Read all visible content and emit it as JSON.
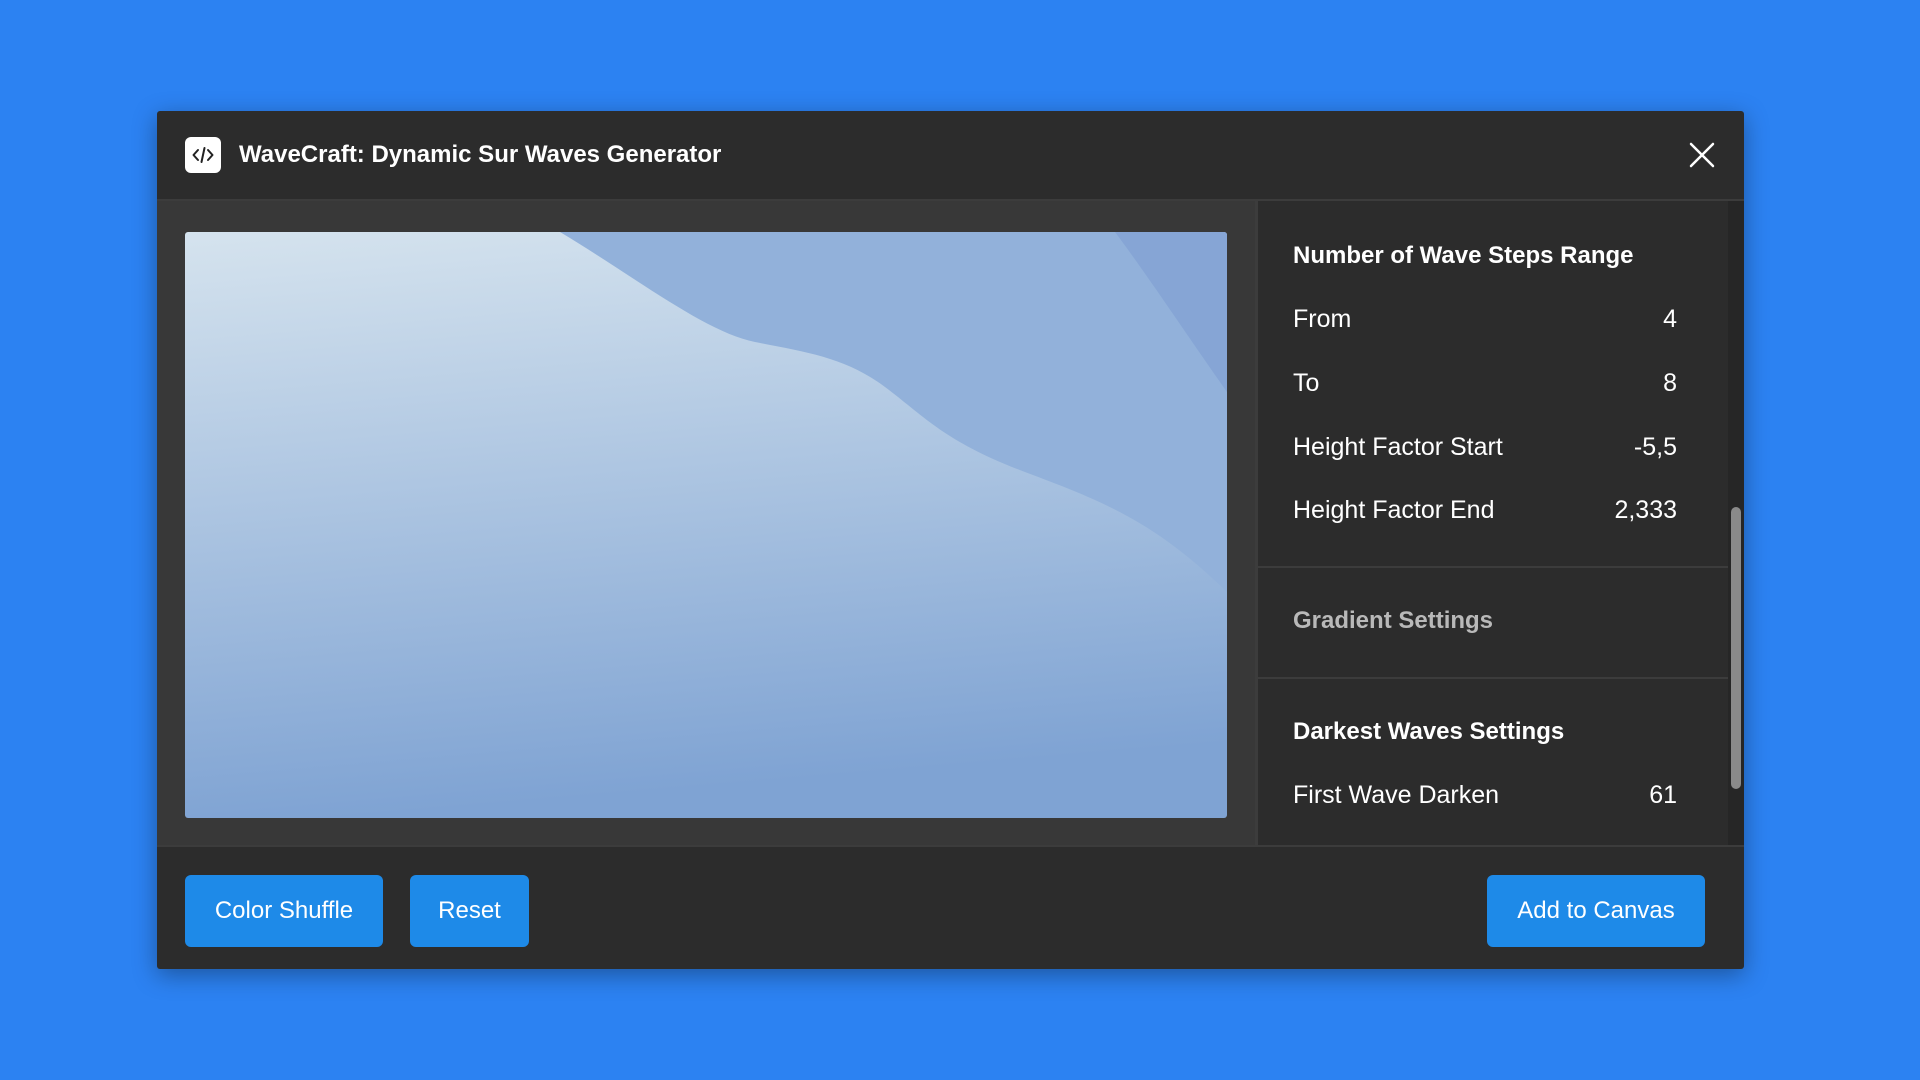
{
  "window": {
    "title": "WaveCraft: Dynamic Sur Waves Generator",
    "icon": "code-icon",
    "close_icon": "close-icon"
  },
  "preview": {
    "colors": {
      "gradient_top": "#d5e3ee",
      "gradient_bottom": "#7fa3d3",
      "back_wave": "#92b1da",
      "middle_wave": "#86a5d5"
    }
  },
  "settings": {
    "wave_steps": {
      "title": "Number of Wave Steps Range",
      "rows": [
        {
          "label": "From",
          "value": "4"
        },
        {
          "label": "To",
          "value": "8"
        },
        {
          "label": "Height Factor Start",
          "value": "-5,5"
        },
        {
          "label": "Height Factor End",
          "value": "2,333"
        }
      ]
    },
    "gradient": {
      "title": "Gradient Settings"
    },
    "darkest": {
      "title": "Darkest Waves Settings",
      "rows": [
        {
          "label": "First Wave Darken",
          "value": "61"
        }
      ]
    }
  },
  "footer": {
    "color_shuffle": "Color Shuffle",
    "reset": "Reset",
    "add_to_canvas": "Add to Canvas"
  },
  "colors": {
    "background": "#2c82f2",
    "dialog": "#2c2c2c",
    "button": "#1e8ae8"
  }
}
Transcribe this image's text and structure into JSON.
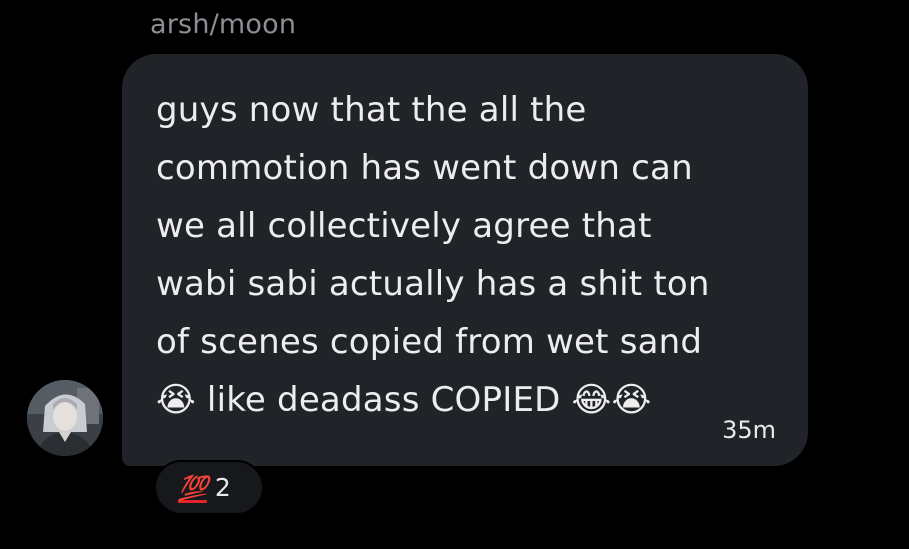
{
  "sender": {
    "name": "arsh/moon"
  },
  "message": {
    "text": "guys now that the all the\ncommotion has went down can\nwe all collectively agree that\nwabi sabi actually has a shit ton\nof scenes copied from wet sand\n😭 like deadass COPIED 😂😭",
    "time": "35m"
  },
  "reaction": {
    "emoji": "💯",
    "count": "2"
  },
  "colors": {
    "background": "#000000",
    "bubble": "#202327",
    "sender_text": "#8b8f94",
    "reaction_pill": "#16181c"
  },
  "icons": {
    "avatar": "user-avatar",
    "reaction": "hundred-points-icon"
  }
}
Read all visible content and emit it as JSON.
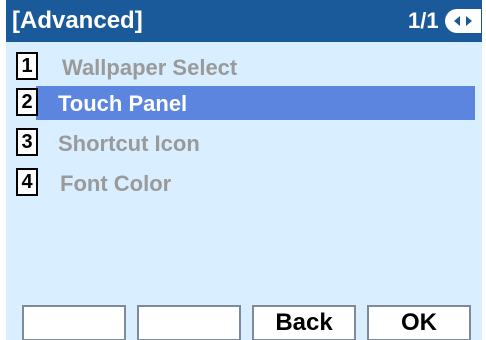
{
  "header": {
    "title": "[Advanced]",
    "page": "1/1"
  },
  "menu": {
    "items": [
      {
        "num": "1",
        "label": "Wallpaper Select"
      },
      {
        "num": "2",
        "label": "Touch Panel"
      },
      {
        "num": "3",
        "label": "Shortcut Icon"
      },
      {
        "num": "4",
        "label": "Font Color"
      }
    ],
    "selected_index": 1
  },
  "softkeys": [
    "",
    "",
    "Back",
    "OK"
  ],
  "colors": {
    "header_bg": "#1b5a9a",
    "screen_bg": "#d9efff",
    "highlight": "#5b85df",
    "disabled_text": "#9a9a9a"
  }
}
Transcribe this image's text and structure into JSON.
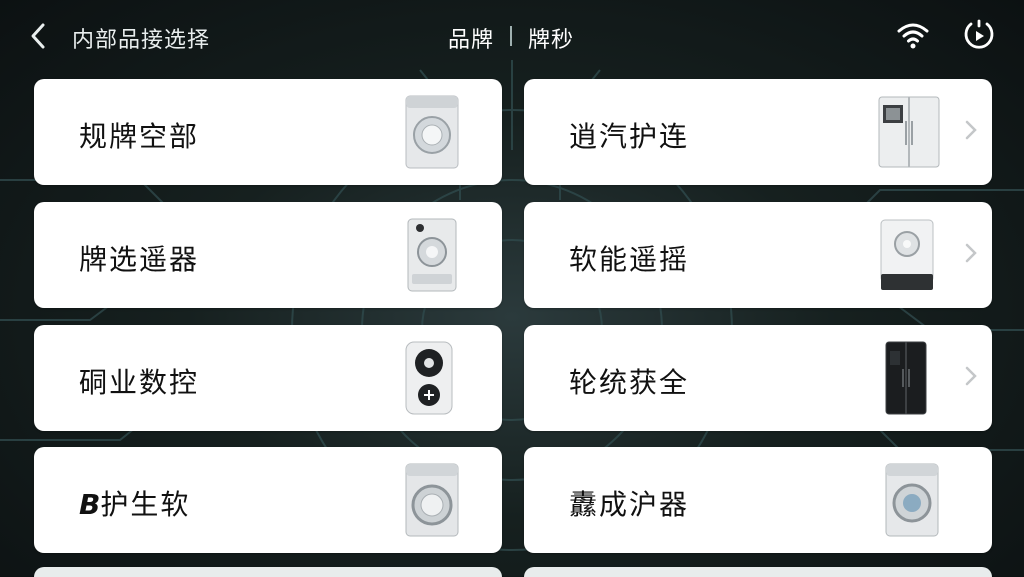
{
  "header": {
    "back_icon": "chevron-left-icon",
    "title": "内部品接选择",
    "center_left": "品牌",
    "center_right": "牌秒",
    "wifi_icon": "wifi-icon",
    "timer_icon": "timer-play-icon"
  },
  "devices": [
    {
      "label": "规牌空部",
      "icon": "front-load-washer-icon",
      "chevron": false
    },
    {
      "label": "逍汽护连",
      "icon": "double-door-fridge-icon",
      "chevron": true
    },
    {
      "label": "牌选遥器",
      "icon": "washer-dial-icon",
      "chevron": false
    },
    {
      "label": "软能遥摇",
      "icon": "heater-icon",
      "chevron": true
    },
    {
      "label": "硐业数控",
      "icon": "remote-control-icon",
      "chevron": false
    },
    {
      "label": "轮统获全",
      "icon": "dark-fridge-icon",
      "chevron": true
    },
    {
      "label_prefix": "B",
      "label": "护生软",
      "icon": "washing-machine-icon",
      "chevron": false
    },
    {
      "label": "纛成沪器",
      "icon": "washing-machine-icon",
      "chevron": false
    }
  ]
}
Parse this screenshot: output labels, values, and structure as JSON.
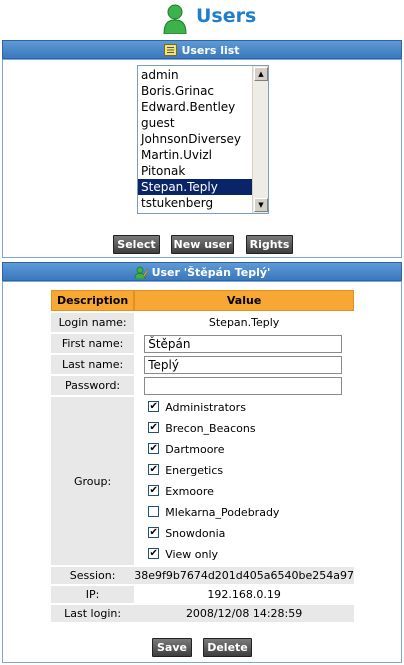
{
  "page_title": "Users",
  "users_list": {
    "header": "Users list",
    "items": [
      "admin",
      "Boris.Grinac",
      "Edward.Bentley",
      "guest",
      "JohnsonDiversey",
      "Martin.Uvizl",
      "Pitonak",
      "Stepan.Teply",
      "tstukenberg"
    ],
    "selected": "Stepan.Teply"
  },
  "buttons": {
    "select": "Select",
    "new_user": "New user",
    "rights": "Rights",
    "save": "Save",
    "delete": "Delete"
  },
  "user_panel": {
    "header": "User 'Štěpán Teplý'",
    "col_description": "Description",
    "col_value": "Value",
    "login_name_label": "Login name:",
    "login_name": "Stepan.Teply",
    "first_name_label": "First name:",
    "first_name": "Štěpán",
    "last_name_label": "Last name:",
    "last_name": "Teplý",
    "password_label": "Password:",
    "password": "",
    "group_label": "Group:",
    "groups": [
      {
        "name": "Administrators",
        "checked": true
      },
      {
        "name": "Brecon_Beacons",
        "checked": true
      },
      {
        "name": "Dartmoore",
        "checked": true
      },
      {
        "name": "Energetics",
        "checked": true
      },
      {
        "name": "Exmoore",
        "checked": true
      },
      {
        "name": "Mlekarna_Podebrady",
        "checked": false
      },
      {
        "name": "Snowdonia",
        "checked": true
      },
      {
        "name": "View only",
        "checked": true
      }
    ],
    "session_label": "Session:",
    "session": "38e9f9b7674d201d405a6540be254a97",
    "ip_label": "IP:",
    "ip": "192.168.0.19",
    "last_login_label": "Last login:",
    "last_login": "2008/12/08 14:28:59"
  },
  "colors": {
    "title_blue": "#1f7fc8",
    "bar_blue": "#3b78bd",
    "table_header_orange": "#f7a733",
    "selection": "#0a246a"
  },
  "icons": {
    "title": "user-icon",
    "users_list": "list-icon",
    "user_panel": "user-edit-icon",
    "checkbox_checked": "✔"
  }
}
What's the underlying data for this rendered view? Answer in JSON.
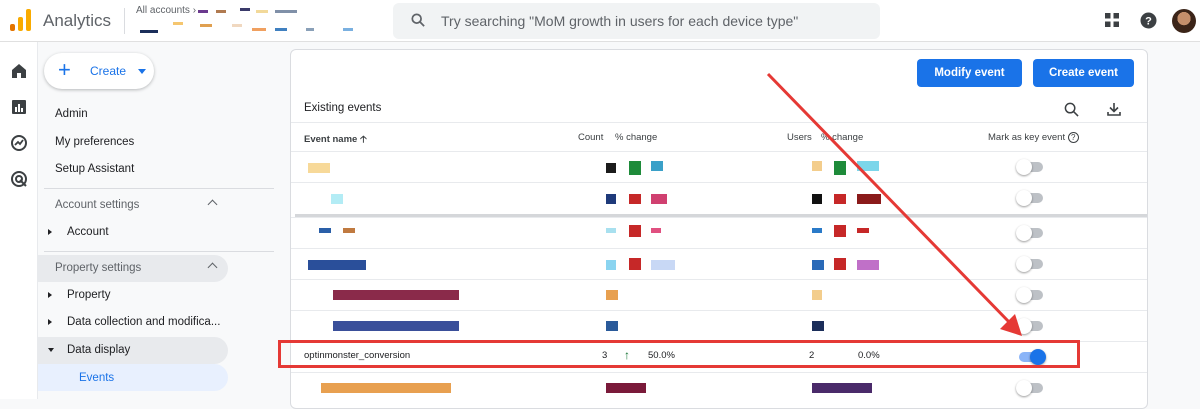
{
  "topbar": {
    "app_name": "Analytics",
    "accounts_label": "All accounts",
    "search_placeholder": "Try searching \"MoM growth in users for each device type\""
  },
  "icons": {
    "apps": "apps-grid-icon",
    "help": "help-icon",
    "search": "search-icon",
    "download": "download-icon"
  },
  "nav": {
    "create_label": "Create",
    "admin": "Admin",
    "my_preferences": "My preferences",
    "setup_assistant": "Setup Assistant",
    "account_settings": "Account settings",
    "account": "Account",
    "property_settings": "Property settings",
    "property": "Property",
    "data_collection": "Data collection and modifica...",
    "data_display": "Data display",
    "events": "Events"
  },
  "panel": {
    "modify_event": "Modify event",
    "create_event": "Create event",
    "title": "Existing events",
    "headers": {
      "event_name": "Event name",
      "count": "Count",
      "pct_change_1": "% change",
      "users": "Users",
      "pct_change_2": "% change",
      "mark_key_event": "Mark as key event"
    },
    "highlighted_row": {
      "name": "optinmonster_conversion",
      "count": "3",
      "count_change": "50.0%",
      "users": "2",
      "users_change": "0.0%",
      "key_event": true
    },
    "other_rows_key_event": [
      false,
      false,
      false,
      false,
      false,
      false,
      false
    ]
  },
  "colors": {
    "brand_blue": "#1a73e8",
    "annotation_red": "#e53935"
  }
}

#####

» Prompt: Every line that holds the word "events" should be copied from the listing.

» Response box:
    "events": "Events"
    "title": "Existing events",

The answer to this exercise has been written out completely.